The one silver lining to the horrible tragedy was seeing dozens of the men’s family, friends, and coworkers heroically join the search. Todd Widegren, Mark’s oldest brother, told reporters, “These guys were friends and family of a huge, huge number of people. And everybody that is here is here for the love of those guys.”
Because Ari went to school with several of the Widegrens and has long known the family, he too traveled to Price to witness the search (and perhaps in some small way to help with it). In retrospect, the efforts of the searchers pay tribute to the memory of the lost friends. We won’t mention their names here because we don’t want to make anybody feel uncomfortable, but we wanted to describe their valiant efforts to the broader community.
Volunteer ground searchers first discovered the secluded vehicle and hiked to it, giving the family and friends at least the comfort of learning what happened. Obviously the hope had been to find the men alive and assist them. Finally we learned that had been impossible, but the fact that, at the time, we thought they might still be alive made it crucially important to find them as quickly as possible. As terrible as the news turned out to be, at least the news allowed the recovery effort to proceed, and it gave the family and searchers a bit of peace from the constant anxiety and stress of not knowing.
Two young men from Grand Junction first spotted the vehicle by scrambling down a steep, snowy decline and then peering down the face of the cliff. The vehicle had been difficult to see from the air because it was crumpled and it blended into the surrounding rocks. After those men called in the news, another group, consisting of two family friends from Denver and two family members, drove and hiked to the vehicle, again through heavy snow, to check for survivors and help guide the recovery effort.
For several days, other search teams had covered the area extensively by ground and by air. One group of friends and family searched throughout the night with spotlights.

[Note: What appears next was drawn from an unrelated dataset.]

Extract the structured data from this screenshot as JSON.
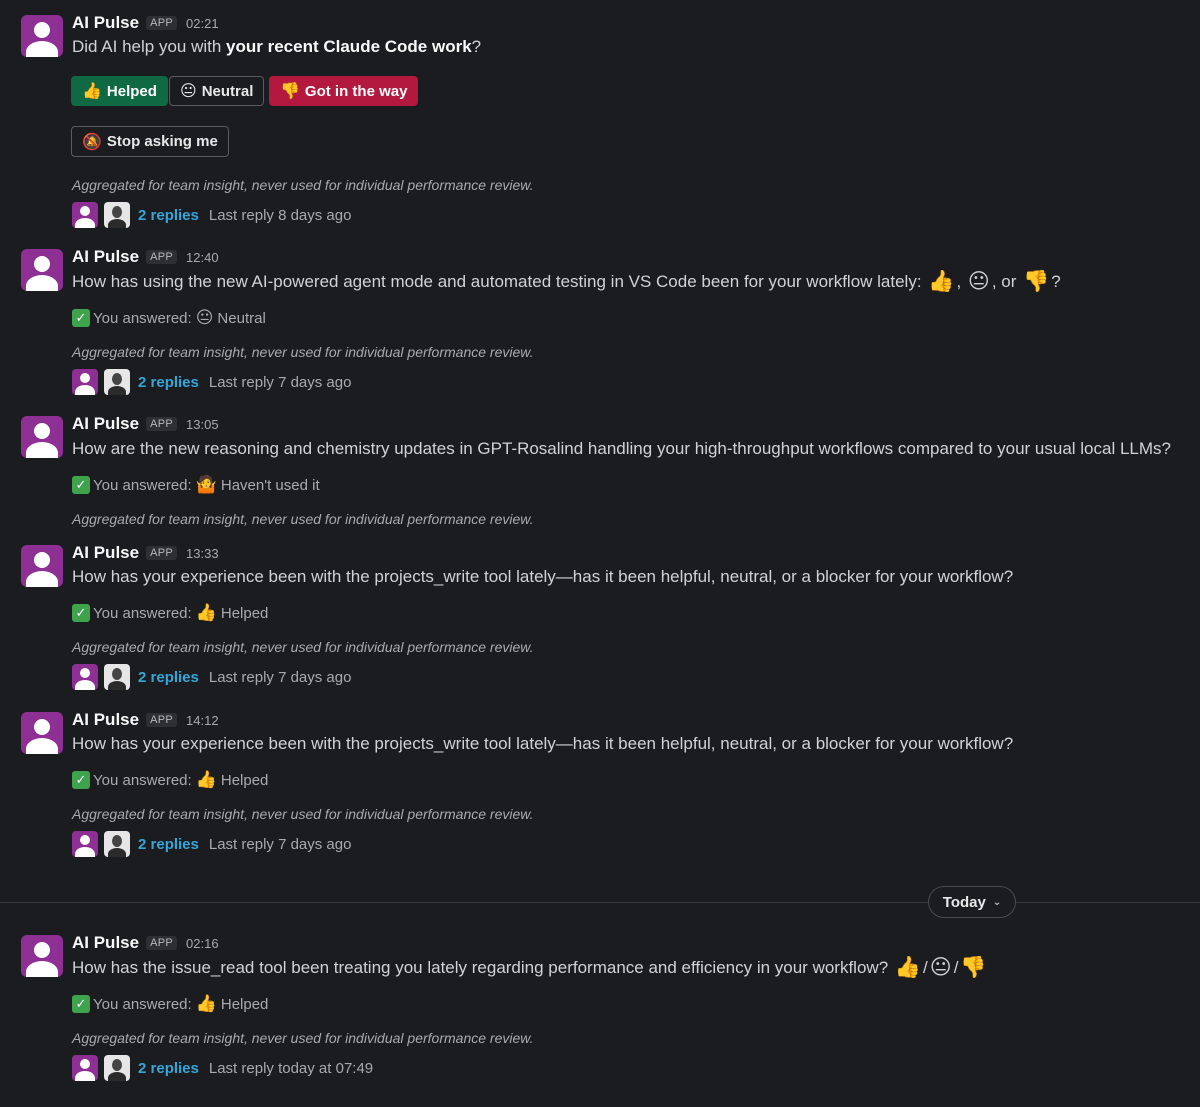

At the Holiday Inn hotel in Price, which was very accommodating to the search parties, others organized the search, verified that everyone returned safely from searching, organized written reports from the searchers, reported to friends elsewhere and to the media, and worked with the local authorities.
Local law enforcement agents helped track down credit card receipts, cell phone data, and security camera footage that helped narrow down the search area. Carbon County Deputy Sheriff Wally Hendricks helped organize the search and bring updates to the family.
Of course the search took money and resources, and many people responded with donations of food or money. One local “cage” fighter even donated his fight purse to the recovery effort and raised additional funds from sponsors.
Plenty of others also helped out. The Abby and Jennifer Recovery Foundation sent representatives from Grand Junction to Price to help. Several Price locals also joined the search with their ATVs and other vehicles. The owner of a small air company paid for the hotel rooms of the searchers. Pizza Hut delivered an order of free pizzas to those involved. (No doubt we’ve inadvertently left some people out.)
When the emergency hit, many people from the Western Slope, Utah, and beyond answered the call. Their efforts are an inspiration and a credit to our communities.
We only wish the final outcome had been the one we had hoped for. Mark and Brian will be deeply missed.